The six components of the elementary school phase of the intervention (grades 1-5) include: Teacher-led classroom curriculum called PATHS. This universal intervention was directed toward the development of emotional concepts, social understanding, and self-control (including weekly teacher consultation about classroom management); The following five programs were administered to the intervention subjects: Parent training groups designed to promote the development of positive family-school relationships and to teach parents behavior management skills, particularly in the use of praise, time-out, and self-restraint; Home visits for the purpose of fostering parents' problem-solving skills, self-efficacy, and life management; Child social skill training groups; Child tutoring in reading; and Child friendship enhancement in the classroom. The adolescent phase of the intervention project (grades 6-10) included standard and individualized activities for youth and families receiving the intervention. Curriculum-based parent and youth group meetings were included in the intervention to support children in their transition into middle school (grades 5-7). The focus of this phase of the intervention was primarily on individualized prevention planning, according to criterion-based assessment. Individualized services designed to strengthen protective factors and reduce risk factors in areas of particular need for each youth include home visiting and family problem-solving and liaisons with school and community agencies.

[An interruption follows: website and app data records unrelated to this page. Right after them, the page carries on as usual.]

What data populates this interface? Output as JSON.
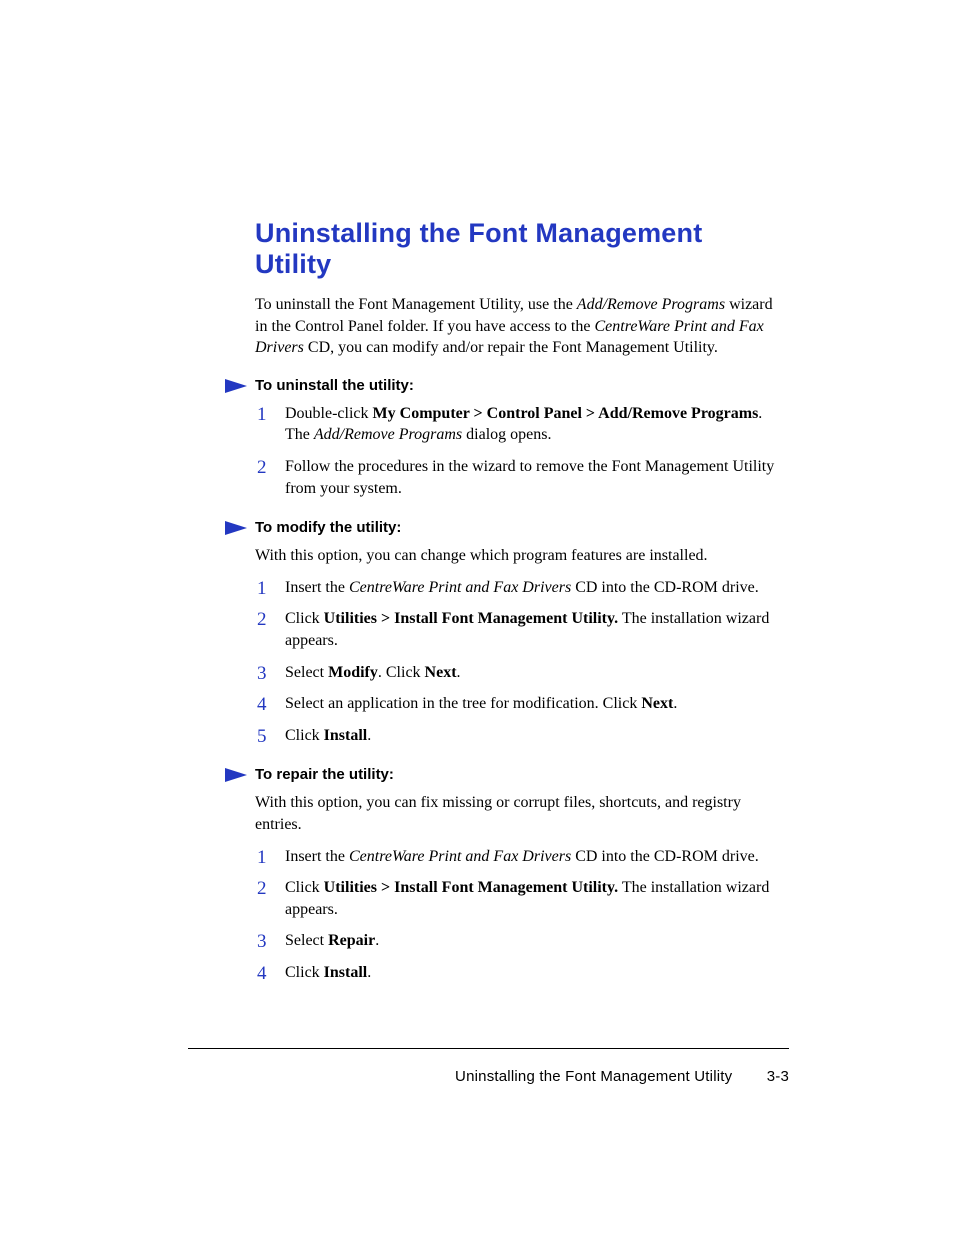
{
  "title": "Uninstalling the Font Management Utility",
  "intro": {
    "pre": "To uninstall the Font Management Utility, use the ",
    "em1": "Add/Remove Programs",
    "mid1": " wizard in the Control Panel folder. If you have access to the ",
    "em2": "CentreWare Print and Fax Drivers",
    "post": " CD, you can modify and/or repair the Font Management Utility."
  },
  "sections": {
    "uninstall": {
      "heading": "To uninstall the utility:",
      "steps": {
        "s1": {
          "pre": "Double-click ",
          "b1": "My Computer > Control Panel > Add/Remove Programs",
          "mid": ". The ",
          "em1": "Add/Remove Programs",
          "post": " dialog opens."
        },
        "s2": {
          "text": "Follow the procedures in the wizard to remove the Font Management Utility from your system."
        }
      }
    },
    "modify": {
      "heading": "To modify the utility:",
      "lead": "With this option, you can change which program features are installed.",
      "steps": {
        "s1": {
          "pre": "Insert the ",
          "em1": "CentreWare Print and Fax Drivers",
          "post": " CD into the CD-ROM drive."
        },
        "s2": {
          "pre": "Click ",
          "b1": "Utilities > Install Font Management Utility.",
          "post": " The installation wizard appears."
        },
        "s3": {
          "pre": "Select ",
          "b1": "Modify",
          "mid": ". Click ",
          "b2": "Next",
          "post": "."
        },
        "s4": {
          "pre": "Select an application in the tree for modification. Click ",
          "b1": "Next",
          "post": "."
        },
        "s5": {
          "pre": "Click ",
          "b1": "Install",
          "post": "."
        }
      }
    },
    "repair": {
      "heading": "To repair the utility:",
      "lead": "With this option, you can fix missing or corrupt files, shortcuts, and registry entries.",
      "steps": {
        "s1": {
          "pre": "Insert the ",
          "em1": "CentreWare Print and Fax Drivers",
          "post": " CD into the CD-ROM drive."
        },
        "s2": {
          "pre": "Click ",
          "b1": "Utilities > Install Font Management Utility.",
          "post": " The installation wizard appears."
        },
        "s3": {
          "pre": "Select ",
          "b1": "Repair",
          "post": "."
        },
        "s4": {
          "pre": "Click ",
          "b1": "Install",
          "post": "."
        }
      }
    }
  },
  "footer": {
    "title": "Uninstalling the Font Management Utility",
    "page": "3-3"
  }
}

Schools within each of four sites were selected as high risk based on crime and poverty statistics of the neighborhoods that they served. Within each site, the schools were divided into multiple sets matched for demographics and the sets were randomly assigned to intervention and control conditions. Using a multiple-gating screening procedure that combined teacher and parent ratings of disruptive behavior (Lochman & CPPRG, 1995). All 9,594 kindergarteners across three cohorts (1991-93) in these 54 schools were screened initially for classroom conduct problems by teachers, using the Teacher Observation of Child Adjustment-Revised Authority Acceptance Score (Werthamer-Larsson, Kellam, & Wheeler, 1991). Those children scoring in the top 40% within cohort and site were then solicited for the next stage of screening for home behavior problems by the parents, using items from the Child Behavior Checklist and similar scales, and 91% agreed (n=3,274). The teacher and parent screening scores were then standardized and combined into a sum score, based on screening a representative sample of approximately 100 children within each site (which also served as a normative comparison) and then summed to yield a total severity-of-risk screen score. Children were selected for inclusion into the study based on this screen score, moving from the highest score downward until desired sample sizes were reached within sites, cohorts, and conditions. The outcome was that 891 children (n's = 445 for intervention and 446 for control) participated. Note that these levels of problems are defined relative to other children in these high-risk schools. On the kindergarten Teacher's Report Form of the Child Behavior Checklist (TRF; Achenbach, 1991b), which provides national norms, the average Externalizing T-score (available for 88% of the high risk sample) was 66.4, and 76% of these children scored in the clinical range (T-scores of 60 or higher).